In the boardroom of his Dublin offices on Earlsfort Terrace, a jetlagged Ryan Smith sits at the table wearing a dark hoodie and baseball cap. Outside the door the office is buzzing with people wearing red and black T-shirts, all of which were designed by Smith.
The founder of US software firm Qualtrics, Smith has been named one of America's most promising chief executives under 35 by Forbes magazine. And it's easy to see why. Nothing seems impossible for the tech entrepreneur.
Smith liked wearing clothes by well-known brands such as Quiksilver to work. But he thought it would better to have clothing that he personally designed. So he set about creating his own line, not for retail purposes.
“Why should we wear someone else’s brand, when we can wear our own? There are 50 different types of T-shirt, 20 types of hat, lots of jackets, yoga pants, ski coats, sun glasses etc all designed by me for staff to wear.

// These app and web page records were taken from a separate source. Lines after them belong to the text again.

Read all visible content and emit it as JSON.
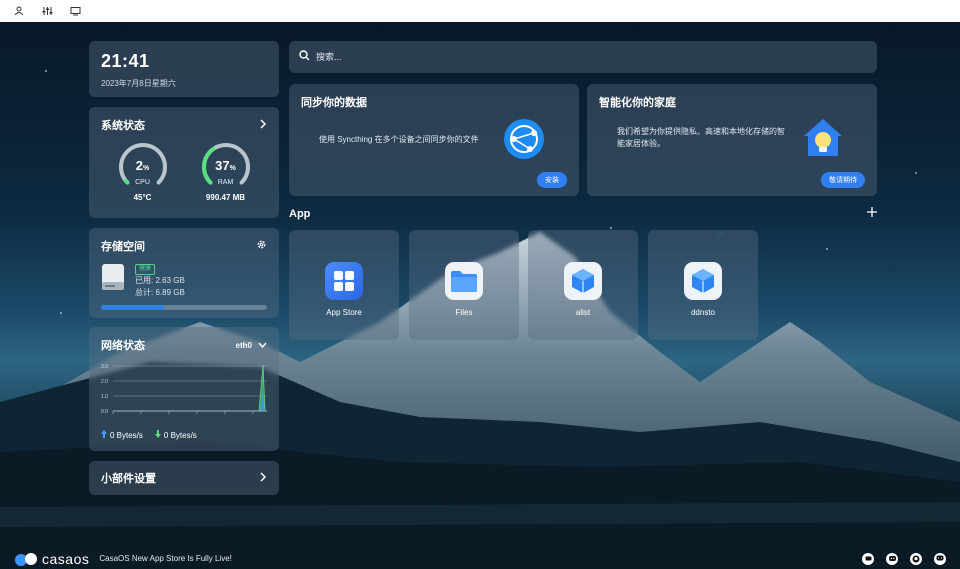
{
  "topbar": {
    "icons": [
      "user-icon",
      "sliders-icon",
      "screen-icon"
    ]
  },
  "clock": {
    "time": "21:41",
    "date": "2023年7月8日星期六"
  },
  "system_status": {
    "title": "系统状态",
    "cpu": {
      "percent": 2,
      "unit": "%",
      "label": "CPU",
      "sub": "45°C"
    },
    "ram": {
      "percent": 37,
      "unit": "%",
      "label": "RAM",
      "sub": "990.47 MB"
    }
  },
  "storage": {
    "title": "存储空间",
    "badge": "健康",
    "used": "已用: 2.63 GB",
    "total": "总计: 6.89 GB",
    "used_fraction": 0.38
  },
  "network": {
    "title": "网络状态",
    "interface": "eth0",
    "y_ticks": [
      "3.0",
      "2.0",
      "1.0",
      "0.0"
    ],
    "upload": "0 Bytes/s",
    "download": "0 Bytes/s"
  },
  "widget_settings": {
    "label": "小部件设置"
  },
  "search": {
    "placeholder": "搜索..."
  },
  "cards": [
    {
      "title": "同步你的数据",
      "desc": "使用 Syncthing 在多个设备之间同步你的文件",
      "button": "安装"
    },
    {
      "title": "智能化你的家庭",
      "desc_line1": "我们希望为你提供隐私、高速和本地化存储的智",
      "desc_line2": "能家居体验。",
      "button": "敬请期待"
    }
  ],
  "apps": {
    "title": "App",
    "items": [
      {
        "name": "App Store"
      },
      {
        "name": "Files"
      },
      {
        "name": "alist"
      },
      {
        "name": "ddnsto"
      }
    ]
  },
  "footer": {
    "logo": "casaos",
    "message": "CasaOS New App Store Is Fully Live!"
  },
  "colors": {
    "accent": "#2f7ff0",
    "gauge_green": "#58e07f",
    "healthy": "#51d18a"
  }
}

We want our swag to be the best pieces of clothing in workers’ closets.”
Smith co-founded Qualtrics with his dad Scott in 2002. Scott was a college professor at Brigham Young University in Provo, Utah, and Ryan was a student there.
“Our whole goal early on was to make sophisticated research simple.”

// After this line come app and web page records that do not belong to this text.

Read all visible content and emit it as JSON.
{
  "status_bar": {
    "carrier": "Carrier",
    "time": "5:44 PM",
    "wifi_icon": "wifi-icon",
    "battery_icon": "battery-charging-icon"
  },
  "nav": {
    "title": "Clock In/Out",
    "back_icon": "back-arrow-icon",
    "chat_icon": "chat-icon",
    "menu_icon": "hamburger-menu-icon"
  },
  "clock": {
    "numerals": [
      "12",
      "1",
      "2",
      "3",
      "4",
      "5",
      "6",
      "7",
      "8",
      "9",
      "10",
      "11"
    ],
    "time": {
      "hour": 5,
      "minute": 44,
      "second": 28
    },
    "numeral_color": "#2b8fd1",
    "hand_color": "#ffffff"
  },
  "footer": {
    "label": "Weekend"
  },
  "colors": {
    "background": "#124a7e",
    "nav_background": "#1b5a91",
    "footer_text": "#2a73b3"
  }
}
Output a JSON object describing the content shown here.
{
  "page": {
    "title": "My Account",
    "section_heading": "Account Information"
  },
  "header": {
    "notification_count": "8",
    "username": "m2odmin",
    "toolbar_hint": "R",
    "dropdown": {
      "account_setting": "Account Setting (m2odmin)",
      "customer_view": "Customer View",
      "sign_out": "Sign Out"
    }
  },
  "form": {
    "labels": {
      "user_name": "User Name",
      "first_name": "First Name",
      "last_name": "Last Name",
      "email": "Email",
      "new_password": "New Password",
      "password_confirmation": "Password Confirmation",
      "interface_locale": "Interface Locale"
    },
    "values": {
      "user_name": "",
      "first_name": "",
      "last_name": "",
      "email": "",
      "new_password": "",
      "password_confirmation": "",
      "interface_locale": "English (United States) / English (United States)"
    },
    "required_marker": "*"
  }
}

Academic institutions and businesses, from Stanford to Saks of Fifth Avenue, Yale to Yankee Candle Company, all use the Qualtrics platform to gather and understand customer satisfaction, customer experience, brand, market and employee feedback.
“We offer a platform that allows businesses to collect data quickly and make a decision based on that data,” Smith says.
Did I mention he turned down an offer of half a billion for his company?
“What would I have done if I accepted half a billion dollars? I want to work in tech so why not just stay with Qualtrics?” he says.
“Though after that I had to build the greatest team to ensure I hadn’t done something stupid.”
The genesis of the company was slow, bootstrapped by Scott and Ryan, and getting customers was very hard initially.
“We tried giving it away for free; that didn’t work. We tried targeting CIOs; that didn’t work. We also tried to target corporates and that didn’t work. Eventually we hit universities and that was a success.”
Getting customers was made harder by the fact that the company had some tough competition.
“My biggest competition in the early days raised $30 million in venture funding. They were on the front cover of every magazine. They were offering a product as good as ours at a cheaper price. I was very frustrated.”
It was two years before Ryan and Scott took on their first employee, and when that moment came, the company still had very little money.
“I convinced one employee to work for $8,000 a year, and another to work for $20,000 a year. Bryce (Winkleman – regional sales lead for EMEA) was getting $12 per hour when he started.”
“The business was in the basement of my parents’ home. It was really hard hiring people. When they showed up they were surprised to see the company was in the basement of a house.”
Getting his brother Jared on board was among the hardest hiring feats.
"He was working for Google. It was a hard sell for us to get him on board. It took us seven years."
“It was weird when he joined as he is my older brother. He came from a Google style approach and I came from a start-up approach so it was hard meshing them.”
The company finally moved out of its basement location in 2006, when Scott decamped to Moldova for a six-month Fulbright fellowship to help set up a business school.
Ryan seized the opportunity to move out of the basement and into offices.
Crisis? What crisis?
While a huge percentage of companies struggled through the global economic downturn, the financial crisis was a period of growth for Qualtrics.
“Our market on the corporate side skyrocketed during the recession. We were adding 500 corporations a quarter during the recession.
“We now have over 6,000 enterprises as clients and most of them started with us after 2008.
Smith credits F.ounders and The Summit for introducing him to Dublin.
“I came to F.ounders and the Web Summit. That convinced me it was a good time come to Ireland. Dublin wasn’t on my mind as a business location until I came to those conferences.”
In September last year, the company opened its European headquarters in Dublin, announcing 150 jobs over three years. Over 50 people are already employed in the Dublin office.
“We did look at other cities in Europe. Our head of engineering is from the UK. My brother was aware of Dublin, though, from when he worked in Google, as he had colleagues based in Dublin.
“Dublin felt like Provo to us. There was more of a scrappy culture.”
The company now has more than 6,000 customers including half of the Fortune 100 and 99 of the top 100 business schools.
It also has more than 500 employees between Utah and Dublin, but Ryan wants more.
“I work myself out of a job about every three months. As we continue to hire good people, my role changes, as they take on some of my job.”
“A lot of companies just go through the motions but they can’t say what success looks like. We can’t be in this (Earsfort Terrace) office anymore. This isn’t success to us. We need more people and more offices in Dublin.”
His advice for aspiring entrepreneurs is: “nail it, then scale it”.
“A lot of start-ups are thinking about scaling before they’ve even figured out their product.”
As for his biggest competition from the early days?
“That company is now non-existent. We blew right by them and it’s a great feeling.
“It’s very rare to have a company that can grow and scale to one that will be around for a long time. We are growing like weeds and we are profitable.”